_Your goal_
Show all lines containing "Depth" from the data below.

---- Record extracts

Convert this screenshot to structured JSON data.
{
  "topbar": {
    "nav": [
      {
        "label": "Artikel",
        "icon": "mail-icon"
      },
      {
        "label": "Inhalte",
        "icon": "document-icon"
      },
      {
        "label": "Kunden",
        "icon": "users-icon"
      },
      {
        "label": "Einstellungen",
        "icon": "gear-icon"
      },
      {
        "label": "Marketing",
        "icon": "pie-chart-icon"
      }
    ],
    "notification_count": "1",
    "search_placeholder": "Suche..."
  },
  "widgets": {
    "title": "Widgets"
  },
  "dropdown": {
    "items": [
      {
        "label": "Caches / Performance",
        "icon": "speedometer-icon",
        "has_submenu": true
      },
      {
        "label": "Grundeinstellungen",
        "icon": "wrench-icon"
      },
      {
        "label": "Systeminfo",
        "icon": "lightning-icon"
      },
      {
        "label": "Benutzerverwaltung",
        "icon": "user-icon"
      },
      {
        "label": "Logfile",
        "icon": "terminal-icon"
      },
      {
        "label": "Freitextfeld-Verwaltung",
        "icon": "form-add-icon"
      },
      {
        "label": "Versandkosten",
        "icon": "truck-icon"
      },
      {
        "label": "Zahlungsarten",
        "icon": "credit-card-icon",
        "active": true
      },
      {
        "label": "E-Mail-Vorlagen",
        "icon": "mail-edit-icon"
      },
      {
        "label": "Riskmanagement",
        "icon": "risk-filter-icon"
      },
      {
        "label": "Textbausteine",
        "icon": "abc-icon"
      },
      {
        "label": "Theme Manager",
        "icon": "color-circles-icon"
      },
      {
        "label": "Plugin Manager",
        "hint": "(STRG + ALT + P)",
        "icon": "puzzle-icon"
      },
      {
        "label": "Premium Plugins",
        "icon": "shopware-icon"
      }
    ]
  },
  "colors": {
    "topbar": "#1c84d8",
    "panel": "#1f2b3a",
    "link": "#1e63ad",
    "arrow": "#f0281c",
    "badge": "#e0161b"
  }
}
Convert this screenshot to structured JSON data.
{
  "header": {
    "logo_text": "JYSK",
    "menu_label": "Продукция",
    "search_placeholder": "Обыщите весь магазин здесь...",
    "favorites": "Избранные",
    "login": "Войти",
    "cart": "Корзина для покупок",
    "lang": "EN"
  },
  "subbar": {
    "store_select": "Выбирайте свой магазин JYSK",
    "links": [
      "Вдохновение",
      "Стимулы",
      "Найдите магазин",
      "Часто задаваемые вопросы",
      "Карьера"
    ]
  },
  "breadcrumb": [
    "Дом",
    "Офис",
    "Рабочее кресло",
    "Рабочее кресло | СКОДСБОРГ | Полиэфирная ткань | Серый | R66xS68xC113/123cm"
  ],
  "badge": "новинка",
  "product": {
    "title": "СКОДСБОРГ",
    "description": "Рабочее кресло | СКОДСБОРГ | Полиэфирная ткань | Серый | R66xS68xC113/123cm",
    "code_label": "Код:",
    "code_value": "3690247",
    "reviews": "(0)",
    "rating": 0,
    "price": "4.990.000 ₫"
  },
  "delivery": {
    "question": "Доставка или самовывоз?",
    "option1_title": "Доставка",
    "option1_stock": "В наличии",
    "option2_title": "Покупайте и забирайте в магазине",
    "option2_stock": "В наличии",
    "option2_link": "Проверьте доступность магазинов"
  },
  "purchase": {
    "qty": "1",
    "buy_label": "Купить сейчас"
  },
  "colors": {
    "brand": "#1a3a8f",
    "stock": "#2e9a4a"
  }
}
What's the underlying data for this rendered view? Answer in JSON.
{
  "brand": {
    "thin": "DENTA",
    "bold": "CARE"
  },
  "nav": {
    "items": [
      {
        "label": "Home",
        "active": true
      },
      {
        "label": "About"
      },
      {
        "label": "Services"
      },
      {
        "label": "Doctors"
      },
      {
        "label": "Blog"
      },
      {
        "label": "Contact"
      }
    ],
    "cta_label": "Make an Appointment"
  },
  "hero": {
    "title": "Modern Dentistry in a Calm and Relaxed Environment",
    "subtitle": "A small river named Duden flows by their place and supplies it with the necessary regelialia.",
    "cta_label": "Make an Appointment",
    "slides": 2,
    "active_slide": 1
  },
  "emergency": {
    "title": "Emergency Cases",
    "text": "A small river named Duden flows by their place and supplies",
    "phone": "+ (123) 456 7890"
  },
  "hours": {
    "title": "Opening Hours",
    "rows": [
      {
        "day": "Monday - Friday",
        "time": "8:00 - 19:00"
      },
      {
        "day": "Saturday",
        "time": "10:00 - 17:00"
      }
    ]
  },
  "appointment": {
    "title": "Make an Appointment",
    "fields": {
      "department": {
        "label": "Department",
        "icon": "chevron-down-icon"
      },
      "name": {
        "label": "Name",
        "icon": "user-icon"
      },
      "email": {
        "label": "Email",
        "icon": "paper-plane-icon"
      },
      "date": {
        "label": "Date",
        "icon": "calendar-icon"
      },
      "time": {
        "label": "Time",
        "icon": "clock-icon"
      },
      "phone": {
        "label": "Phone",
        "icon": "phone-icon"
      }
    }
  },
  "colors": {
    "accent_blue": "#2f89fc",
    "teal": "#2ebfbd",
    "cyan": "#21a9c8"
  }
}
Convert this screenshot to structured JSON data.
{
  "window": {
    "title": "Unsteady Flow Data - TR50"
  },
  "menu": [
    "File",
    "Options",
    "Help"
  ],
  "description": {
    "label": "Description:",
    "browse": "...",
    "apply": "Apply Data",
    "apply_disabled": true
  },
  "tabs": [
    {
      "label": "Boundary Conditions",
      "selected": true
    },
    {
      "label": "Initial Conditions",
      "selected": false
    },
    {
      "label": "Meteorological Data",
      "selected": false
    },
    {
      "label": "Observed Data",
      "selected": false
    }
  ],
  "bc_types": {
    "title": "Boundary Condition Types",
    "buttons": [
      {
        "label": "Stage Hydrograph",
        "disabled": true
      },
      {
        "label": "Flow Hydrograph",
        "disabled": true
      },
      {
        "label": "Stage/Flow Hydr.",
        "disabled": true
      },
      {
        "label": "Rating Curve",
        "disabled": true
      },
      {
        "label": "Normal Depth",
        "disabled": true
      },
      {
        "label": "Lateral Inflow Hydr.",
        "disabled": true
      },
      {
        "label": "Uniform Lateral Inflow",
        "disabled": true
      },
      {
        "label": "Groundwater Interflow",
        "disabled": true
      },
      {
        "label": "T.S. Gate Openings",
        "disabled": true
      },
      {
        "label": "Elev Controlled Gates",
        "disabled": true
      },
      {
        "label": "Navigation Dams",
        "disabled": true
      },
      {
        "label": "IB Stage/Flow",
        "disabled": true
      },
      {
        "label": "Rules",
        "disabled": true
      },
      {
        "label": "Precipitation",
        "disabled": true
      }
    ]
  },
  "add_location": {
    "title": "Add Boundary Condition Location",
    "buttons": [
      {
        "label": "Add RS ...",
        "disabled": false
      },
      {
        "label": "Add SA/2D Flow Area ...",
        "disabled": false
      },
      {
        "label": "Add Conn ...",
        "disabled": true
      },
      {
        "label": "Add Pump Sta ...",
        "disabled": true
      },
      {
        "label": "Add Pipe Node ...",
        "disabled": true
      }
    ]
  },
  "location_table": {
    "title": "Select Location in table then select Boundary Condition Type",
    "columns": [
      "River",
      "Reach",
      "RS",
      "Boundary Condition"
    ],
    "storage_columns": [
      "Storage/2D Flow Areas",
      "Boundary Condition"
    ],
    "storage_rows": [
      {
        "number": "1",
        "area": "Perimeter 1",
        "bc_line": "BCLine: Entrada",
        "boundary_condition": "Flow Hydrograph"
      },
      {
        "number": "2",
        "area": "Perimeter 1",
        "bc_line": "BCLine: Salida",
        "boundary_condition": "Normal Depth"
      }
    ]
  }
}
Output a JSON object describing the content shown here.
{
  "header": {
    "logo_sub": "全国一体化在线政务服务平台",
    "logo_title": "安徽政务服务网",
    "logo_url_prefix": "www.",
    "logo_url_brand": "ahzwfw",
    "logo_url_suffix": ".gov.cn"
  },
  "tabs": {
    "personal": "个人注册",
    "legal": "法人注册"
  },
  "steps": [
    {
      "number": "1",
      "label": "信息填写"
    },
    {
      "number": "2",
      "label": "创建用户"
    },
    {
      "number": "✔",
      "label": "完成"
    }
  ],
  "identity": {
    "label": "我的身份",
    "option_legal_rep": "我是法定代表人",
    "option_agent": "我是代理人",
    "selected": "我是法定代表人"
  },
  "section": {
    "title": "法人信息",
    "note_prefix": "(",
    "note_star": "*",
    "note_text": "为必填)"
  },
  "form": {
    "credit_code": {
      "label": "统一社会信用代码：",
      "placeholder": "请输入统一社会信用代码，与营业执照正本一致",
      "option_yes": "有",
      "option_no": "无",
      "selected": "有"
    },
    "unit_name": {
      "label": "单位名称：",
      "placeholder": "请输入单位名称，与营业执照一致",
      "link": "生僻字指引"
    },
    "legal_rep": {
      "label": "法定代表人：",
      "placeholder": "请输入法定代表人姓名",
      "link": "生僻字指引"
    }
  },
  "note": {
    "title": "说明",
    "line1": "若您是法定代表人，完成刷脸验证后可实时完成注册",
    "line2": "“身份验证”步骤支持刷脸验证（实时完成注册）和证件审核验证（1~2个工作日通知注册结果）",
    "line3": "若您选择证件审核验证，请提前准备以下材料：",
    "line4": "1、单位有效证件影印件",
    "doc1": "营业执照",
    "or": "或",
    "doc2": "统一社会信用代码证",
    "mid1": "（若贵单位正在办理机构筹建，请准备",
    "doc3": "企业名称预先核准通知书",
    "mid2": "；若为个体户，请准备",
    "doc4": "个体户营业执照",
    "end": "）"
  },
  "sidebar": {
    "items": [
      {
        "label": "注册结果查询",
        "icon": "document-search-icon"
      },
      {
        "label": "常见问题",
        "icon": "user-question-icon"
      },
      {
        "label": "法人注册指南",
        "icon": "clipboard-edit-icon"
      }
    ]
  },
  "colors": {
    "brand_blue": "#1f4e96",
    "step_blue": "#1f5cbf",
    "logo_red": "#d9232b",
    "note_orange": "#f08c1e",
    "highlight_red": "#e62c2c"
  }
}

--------

_Written solution_
        "label": "Normal Depth",
        "boundary_condition": "Normal Depth"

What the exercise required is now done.